Cod: 52024
Department: DH
Scientific area: Humanities
Total working hours: 208
Total contact time: 44

After a theoretical introduction, this curricular unit Literature and Other Arts proposes the analysis of motifs such as the double (ie the Doppelgänger). The presence of these motifs in poems, plays and novels of world literature at different times demonstrates their universality. From antiquity to their representation in cinematography and on the internet, these motifs played important roles, not only as an indispensable element in comedies and horror stories, but also as a figuration of alterity and in processes of (re)constitution of personality, whether in literature or cinema. The curricular unit aims to explore the transversality and aesthetic potential of these motifs in various literary genres and in other arts, highlighting their appearance in cinematography.

Texts of literary and cinematographic critique (in Portuguese and English) will enable the students to identify, define and contextualize the phenomenon in historical and aesthetic terms.

Inter-artistic Studies
Literature and Cinema
Comparative Literature
Literary Motifs

Develop critical reading skills, to summarize texts and to analyse literary and cinematographic works.

Develop the ability to expose content, contrasting and comparing ideas and critical comments.

Acquire historical and theoretical knowledge of literature and cinema, focusing on paradigmatic works in various genres.

Understand the function of a literary motif in different genres and its appearance in cinematography and other arts.

Distinguish different epochs, styles and approaches related to the motif in question.

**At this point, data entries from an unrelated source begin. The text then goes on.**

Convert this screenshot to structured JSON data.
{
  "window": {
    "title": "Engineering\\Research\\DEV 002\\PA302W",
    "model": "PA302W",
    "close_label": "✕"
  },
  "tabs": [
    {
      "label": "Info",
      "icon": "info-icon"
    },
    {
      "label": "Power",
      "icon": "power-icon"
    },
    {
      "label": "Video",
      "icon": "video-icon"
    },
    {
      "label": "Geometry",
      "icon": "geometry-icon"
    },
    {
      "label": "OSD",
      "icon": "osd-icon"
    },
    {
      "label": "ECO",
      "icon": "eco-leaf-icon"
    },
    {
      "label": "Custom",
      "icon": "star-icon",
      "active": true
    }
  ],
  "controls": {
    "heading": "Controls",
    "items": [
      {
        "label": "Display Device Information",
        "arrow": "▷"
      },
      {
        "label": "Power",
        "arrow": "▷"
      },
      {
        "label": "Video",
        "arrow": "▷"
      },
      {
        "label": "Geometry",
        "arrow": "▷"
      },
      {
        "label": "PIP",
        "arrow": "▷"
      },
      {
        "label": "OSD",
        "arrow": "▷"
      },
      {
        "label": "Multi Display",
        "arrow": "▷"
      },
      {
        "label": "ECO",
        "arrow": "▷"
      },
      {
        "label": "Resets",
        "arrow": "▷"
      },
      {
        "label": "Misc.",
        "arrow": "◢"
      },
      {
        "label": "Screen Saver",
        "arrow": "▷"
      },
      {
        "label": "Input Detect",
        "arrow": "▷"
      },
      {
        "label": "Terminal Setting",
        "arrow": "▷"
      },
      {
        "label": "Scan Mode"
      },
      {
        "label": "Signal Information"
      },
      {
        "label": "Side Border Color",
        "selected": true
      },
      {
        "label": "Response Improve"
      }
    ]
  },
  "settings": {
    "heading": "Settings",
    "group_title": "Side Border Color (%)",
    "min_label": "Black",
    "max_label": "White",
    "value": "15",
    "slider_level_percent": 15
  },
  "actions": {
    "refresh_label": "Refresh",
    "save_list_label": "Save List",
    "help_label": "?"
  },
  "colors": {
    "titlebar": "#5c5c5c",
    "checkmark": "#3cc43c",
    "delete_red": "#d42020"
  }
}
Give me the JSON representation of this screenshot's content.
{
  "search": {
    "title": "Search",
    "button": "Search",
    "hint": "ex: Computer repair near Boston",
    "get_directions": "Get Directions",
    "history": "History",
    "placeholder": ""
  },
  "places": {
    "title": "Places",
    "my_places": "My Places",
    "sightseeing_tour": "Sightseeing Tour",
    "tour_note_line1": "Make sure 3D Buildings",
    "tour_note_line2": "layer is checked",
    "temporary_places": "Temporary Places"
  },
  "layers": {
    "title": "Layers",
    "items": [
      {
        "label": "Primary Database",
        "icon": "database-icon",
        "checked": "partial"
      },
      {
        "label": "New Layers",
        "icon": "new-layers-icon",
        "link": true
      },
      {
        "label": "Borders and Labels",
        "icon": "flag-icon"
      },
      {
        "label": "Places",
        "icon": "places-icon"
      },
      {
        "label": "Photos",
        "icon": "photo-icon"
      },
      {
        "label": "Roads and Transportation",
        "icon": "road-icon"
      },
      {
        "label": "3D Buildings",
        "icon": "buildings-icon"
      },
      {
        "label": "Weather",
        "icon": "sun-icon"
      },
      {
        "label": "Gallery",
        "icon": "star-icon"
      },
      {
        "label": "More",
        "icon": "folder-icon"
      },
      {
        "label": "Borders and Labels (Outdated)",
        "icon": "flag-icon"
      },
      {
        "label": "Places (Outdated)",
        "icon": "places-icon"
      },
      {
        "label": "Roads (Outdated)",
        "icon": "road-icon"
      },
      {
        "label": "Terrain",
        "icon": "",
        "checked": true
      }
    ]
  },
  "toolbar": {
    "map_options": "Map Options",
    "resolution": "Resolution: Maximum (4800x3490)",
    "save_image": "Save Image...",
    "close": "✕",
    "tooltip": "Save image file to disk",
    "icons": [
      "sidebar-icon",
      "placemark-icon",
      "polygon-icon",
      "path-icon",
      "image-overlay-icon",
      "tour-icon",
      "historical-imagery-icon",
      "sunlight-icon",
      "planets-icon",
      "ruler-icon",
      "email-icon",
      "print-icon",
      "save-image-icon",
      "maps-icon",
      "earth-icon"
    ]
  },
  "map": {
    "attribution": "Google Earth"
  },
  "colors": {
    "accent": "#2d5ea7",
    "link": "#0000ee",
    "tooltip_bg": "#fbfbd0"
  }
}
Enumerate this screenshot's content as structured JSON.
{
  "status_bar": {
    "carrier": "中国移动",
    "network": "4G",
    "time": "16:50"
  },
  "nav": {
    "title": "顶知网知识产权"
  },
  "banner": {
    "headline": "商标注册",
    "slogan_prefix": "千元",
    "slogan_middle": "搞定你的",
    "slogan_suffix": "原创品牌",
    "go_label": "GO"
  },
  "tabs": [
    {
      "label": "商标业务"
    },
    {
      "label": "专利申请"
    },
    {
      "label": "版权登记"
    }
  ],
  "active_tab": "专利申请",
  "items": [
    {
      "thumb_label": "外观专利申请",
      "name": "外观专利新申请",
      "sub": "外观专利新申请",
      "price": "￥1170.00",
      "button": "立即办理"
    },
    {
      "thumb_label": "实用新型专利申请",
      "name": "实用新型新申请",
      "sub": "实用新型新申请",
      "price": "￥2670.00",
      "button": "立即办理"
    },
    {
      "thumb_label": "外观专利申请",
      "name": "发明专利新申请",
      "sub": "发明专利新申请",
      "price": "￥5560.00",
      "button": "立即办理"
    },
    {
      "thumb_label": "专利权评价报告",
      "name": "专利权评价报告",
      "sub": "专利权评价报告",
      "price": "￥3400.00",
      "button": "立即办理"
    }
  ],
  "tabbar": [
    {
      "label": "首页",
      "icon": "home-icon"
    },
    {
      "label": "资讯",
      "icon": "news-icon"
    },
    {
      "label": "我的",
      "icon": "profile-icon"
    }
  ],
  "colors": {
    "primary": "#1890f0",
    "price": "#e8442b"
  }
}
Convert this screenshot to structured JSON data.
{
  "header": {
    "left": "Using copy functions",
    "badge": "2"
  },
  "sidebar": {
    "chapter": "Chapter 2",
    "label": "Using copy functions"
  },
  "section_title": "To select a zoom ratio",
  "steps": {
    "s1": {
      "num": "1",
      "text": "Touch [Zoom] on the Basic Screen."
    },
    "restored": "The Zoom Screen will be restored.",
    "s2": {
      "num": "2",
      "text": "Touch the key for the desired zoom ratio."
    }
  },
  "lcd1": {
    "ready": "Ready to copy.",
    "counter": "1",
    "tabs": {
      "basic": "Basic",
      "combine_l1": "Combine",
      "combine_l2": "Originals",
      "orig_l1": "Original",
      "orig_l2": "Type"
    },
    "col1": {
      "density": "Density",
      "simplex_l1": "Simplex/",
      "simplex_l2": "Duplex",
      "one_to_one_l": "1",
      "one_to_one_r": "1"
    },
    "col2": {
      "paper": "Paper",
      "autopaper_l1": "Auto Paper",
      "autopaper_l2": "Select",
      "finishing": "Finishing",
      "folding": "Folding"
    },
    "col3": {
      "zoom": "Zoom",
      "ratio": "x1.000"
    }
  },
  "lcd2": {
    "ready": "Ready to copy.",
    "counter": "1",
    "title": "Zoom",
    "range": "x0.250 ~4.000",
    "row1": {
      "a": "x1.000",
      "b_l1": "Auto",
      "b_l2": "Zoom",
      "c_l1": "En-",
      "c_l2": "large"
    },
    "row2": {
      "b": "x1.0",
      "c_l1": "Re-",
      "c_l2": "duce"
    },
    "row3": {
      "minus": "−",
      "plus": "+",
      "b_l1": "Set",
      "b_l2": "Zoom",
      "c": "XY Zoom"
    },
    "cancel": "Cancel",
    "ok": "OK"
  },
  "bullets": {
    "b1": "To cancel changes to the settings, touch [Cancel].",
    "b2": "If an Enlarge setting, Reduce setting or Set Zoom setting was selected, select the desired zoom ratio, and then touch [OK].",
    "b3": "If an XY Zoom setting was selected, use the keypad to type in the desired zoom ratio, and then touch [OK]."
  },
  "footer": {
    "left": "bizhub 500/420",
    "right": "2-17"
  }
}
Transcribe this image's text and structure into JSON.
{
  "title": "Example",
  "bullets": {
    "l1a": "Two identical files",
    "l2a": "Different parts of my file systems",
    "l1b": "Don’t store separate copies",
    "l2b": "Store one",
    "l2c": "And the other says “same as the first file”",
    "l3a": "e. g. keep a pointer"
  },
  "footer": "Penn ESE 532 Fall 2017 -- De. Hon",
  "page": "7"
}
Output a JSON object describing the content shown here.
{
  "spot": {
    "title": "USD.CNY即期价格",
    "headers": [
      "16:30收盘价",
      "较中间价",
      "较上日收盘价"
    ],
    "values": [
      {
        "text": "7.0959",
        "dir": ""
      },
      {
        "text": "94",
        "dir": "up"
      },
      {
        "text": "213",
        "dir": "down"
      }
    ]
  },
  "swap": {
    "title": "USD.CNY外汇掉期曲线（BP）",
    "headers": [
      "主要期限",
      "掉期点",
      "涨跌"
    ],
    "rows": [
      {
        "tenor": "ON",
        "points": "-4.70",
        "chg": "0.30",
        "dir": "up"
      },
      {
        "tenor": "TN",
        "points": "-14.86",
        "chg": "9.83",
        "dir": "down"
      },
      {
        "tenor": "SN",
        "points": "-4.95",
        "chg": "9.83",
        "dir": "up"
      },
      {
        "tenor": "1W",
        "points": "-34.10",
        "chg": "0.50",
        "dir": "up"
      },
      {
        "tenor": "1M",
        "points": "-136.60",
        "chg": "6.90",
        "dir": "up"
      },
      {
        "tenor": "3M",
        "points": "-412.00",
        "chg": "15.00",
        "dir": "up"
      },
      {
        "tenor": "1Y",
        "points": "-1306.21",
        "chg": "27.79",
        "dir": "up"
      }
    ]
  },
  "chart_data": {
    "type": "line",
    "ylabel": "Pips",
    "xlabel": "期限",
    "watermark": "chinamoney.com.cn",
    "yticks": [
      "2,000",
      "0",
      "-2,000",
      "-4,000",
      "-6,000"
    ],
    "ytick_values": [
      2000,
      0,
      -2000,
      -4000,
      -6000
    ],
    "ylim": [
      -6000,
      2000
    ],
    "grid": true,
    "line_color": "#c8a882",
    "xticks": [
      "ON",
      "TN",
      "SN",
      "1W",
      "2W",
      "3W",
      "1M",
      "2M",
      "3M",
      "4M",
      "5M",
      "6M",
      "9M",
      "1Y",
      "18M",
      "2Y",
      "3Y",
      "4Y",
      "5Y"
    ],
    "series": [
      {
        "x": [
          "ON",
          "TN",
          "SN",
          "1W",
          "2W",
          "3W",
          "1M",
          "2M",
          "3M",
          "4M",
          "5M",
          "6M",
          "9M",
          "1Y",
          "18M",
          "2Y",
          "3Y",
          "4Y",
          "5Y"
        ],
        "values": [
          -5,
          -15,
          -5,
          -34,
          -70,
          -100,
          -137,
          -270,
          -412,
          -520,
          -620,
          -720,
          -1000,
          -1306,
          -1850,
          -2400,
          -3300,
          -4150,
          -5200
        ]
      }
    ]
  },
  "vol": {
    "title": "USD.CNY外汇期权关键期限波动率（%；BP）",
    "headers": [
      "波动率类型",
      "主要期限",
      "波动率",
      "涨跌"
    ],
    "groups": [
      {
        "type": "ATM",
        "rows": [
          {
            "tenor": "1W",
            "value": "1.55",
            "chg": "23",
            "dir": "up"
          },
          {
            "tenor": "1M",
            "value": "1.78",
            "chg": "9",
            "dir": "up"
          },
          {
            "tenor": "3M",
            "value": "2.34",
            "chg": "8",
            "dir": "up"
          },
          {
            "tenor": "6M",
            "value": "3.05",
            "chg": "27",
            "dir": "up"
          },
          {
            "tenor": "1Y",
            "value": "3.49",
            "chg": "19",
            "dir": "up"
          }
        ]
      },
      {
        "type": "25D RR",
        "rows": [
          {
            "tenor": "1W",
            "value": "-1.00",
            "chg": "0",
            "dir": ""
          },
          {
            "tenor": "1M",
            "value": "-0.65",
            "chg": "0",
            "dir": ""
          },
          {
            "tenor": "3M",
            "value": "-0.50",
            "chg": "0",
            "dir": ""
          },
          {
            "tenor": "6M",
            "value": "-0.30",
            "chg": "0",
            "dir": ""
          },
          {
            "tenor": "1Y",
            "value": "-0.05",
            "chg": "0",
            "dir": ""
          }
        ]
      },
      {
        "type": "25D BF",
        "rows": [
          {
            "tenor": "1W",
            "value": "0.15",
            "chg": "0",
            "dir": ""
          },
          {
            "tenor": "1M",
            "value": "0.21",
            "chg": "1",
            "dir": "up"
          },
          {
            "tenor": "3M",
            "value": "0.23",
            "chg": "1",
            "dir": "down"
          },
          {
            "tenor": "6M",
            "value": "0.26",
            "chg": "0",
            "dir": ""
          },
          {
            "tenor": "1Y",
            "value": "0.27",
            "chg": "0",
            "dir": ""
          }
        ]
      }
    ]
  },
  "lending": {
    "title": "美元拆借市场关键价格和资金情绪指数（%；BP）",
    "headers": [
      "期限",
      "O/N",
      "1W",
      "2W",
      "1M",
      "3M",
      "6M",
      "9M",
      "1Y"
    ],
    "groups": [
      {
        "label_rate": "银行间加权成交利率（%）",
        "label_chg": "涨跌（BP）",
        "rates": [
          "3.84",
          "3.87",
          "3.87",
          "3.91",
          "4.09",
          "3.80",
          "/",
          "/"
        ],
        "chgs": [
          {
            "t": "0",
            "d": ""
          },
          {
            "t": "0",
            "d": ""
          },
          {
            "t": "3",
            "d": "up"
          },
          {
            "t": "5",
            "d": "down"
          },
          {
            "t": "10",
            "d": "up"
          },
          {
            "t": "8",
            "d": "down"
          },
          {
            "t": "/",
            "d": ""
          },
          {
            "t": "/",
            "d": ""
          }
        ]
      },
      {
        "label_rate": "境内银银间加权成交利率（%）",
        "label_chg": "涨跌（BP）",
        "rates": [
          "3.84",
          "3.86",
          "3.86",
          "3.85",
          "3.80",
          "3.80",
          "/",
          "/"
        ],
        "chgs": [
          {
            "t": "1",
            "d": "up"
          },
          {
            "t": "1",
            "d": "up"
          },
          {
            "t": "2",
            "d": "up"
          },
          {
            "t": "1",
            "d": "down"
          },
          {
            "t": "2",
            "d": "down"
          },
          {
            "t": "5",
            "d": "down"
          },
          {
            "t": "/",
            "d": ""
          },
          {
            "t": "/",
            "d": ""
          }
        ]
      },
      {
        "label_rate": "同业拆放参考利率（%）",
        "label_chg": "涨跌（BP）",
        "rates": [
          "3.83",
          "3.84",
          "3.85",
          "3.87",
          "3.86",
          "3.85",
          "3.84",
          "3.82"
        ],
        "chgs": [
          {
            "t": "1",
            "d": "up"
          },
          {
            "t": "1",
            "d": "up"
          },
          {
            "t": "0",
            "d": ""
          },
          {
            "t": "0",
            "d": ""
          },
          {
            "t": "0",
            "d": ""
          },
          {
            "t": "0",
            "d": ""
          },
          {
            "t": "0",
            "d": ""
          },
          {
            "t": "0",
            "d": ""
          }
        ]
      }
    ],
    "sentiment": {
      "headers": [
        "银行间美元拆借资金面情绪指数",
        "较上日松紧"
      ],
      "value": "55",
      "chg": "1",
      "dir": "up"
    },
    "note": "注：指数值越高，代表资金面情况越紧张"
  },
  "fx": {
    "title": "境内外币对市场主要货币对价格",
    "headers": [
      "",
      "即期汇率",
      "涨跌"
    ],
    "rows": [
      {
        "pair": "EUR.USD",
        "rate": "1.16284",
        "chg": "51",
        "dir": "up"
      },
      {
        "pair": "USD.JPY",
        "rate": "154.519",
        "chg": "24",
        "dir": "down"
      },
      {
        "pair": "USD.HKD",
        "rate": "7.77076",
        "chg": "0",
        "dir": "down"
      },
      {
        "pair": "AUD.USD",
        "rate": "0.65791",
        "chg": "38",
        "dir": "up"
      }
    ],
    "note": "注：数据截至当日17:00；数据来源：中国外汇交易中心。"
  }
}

Following a diachronic structure in three thematic blocks, the curricular unit aims to stimulate a debate on emblematic works of world literature and cinematography that develop the motif in question. This study also involves transdisciplinary approaches in the fields of music and painting, including works of various genres, by authors such as Plautus, Shakespeare, Chamisso, Poe, Stevenson, Wilde, Pessoa, Lang, Murnau and Woody Allen, among others.

Topic 1 — The relationship between literature and other arts: theoretical notions

Topic 2 — The motif of the double (Doppelgänger) in literature and other arts

Topic 3 — The motive of the double in cinema

Bär, Gerald (2006). “Perceptions of the Self as the Other: Double-Visions in Literature and Film”. In: Processes of Transposition: German Literature and Film. Schönfeld, Christiane with Rasche, Hermann, (eds.). Amsterdam, New Jersey: Rodopi, pp. 89-117.

- (2015) “Case Studies of Literary Multilingualism. Expressing Alterity in a Self-Referential Recourse to the Motif of the Double”. In Paradoxes du plurilinguisme littéraire 1900: réflexions théoriques et études de cas. Benert, Britta (ed.), Bruxelles: Peter Lang, coll. «Nouvelle poétique comparatiste», pp. 171-193.

Baudrillard, Jean (1991). Simulacros e Simulação. Lisboa: Relógio d'Água.

Brunel, Pierre, Chevrel, Yves (org.) (2004). Compêndio de Literatura Comparada, trad. M.R. Monteiro, Lisboa: Gulbenkian.

Buescu, H., Ferreira Duarte, J., Gusmão, M. (org.) (2001). Floresta Encantada, novos Caminhos da Literatura Comparada. Lisboa: Publicações Dom Quixote.

Chamisso, Adelbert von (2005). A História Fabulosa de Peter Schlemihl (tradução e ensaio de João Barrento). Assírio & Alvim.

Eisner, Lotte (s.d.). O Ecran Demoníaco. Lisboa: Editorial Aster.

Plauto (1993). Anfitrião. Tradução, introdução e notas: Carlos A.L. Fonseca, Lisboa: Edições 70.

Poe, Edgar Allen. “William Wilson”. The Works of Edgar Allan Poe.

Stevenson, Robert Louis. The Strange Case of Dr Jekyll and Mr Hyde. The Project Gutenberg eBook of The Strange Case Of Dr. Jekyll And Mr. Hyde.

Wilde, Oscar. The Picture of Dorian Gray. The Project Gutenberg eBook of The Picture of Dorian Gray.


Evaluation is made on individual basis and it involves the coexistence of two modes: continuous assessment (60%) and final evaluation (40%). Further information is detailed in the Learning Agreement of the course unit.

 Students' evaluation is made on individual basis and it involves the coexistence of two modes: continuous assessment (60%) and final evaluation (40%). Further information is detailed in the Learning Agreement of the course unit.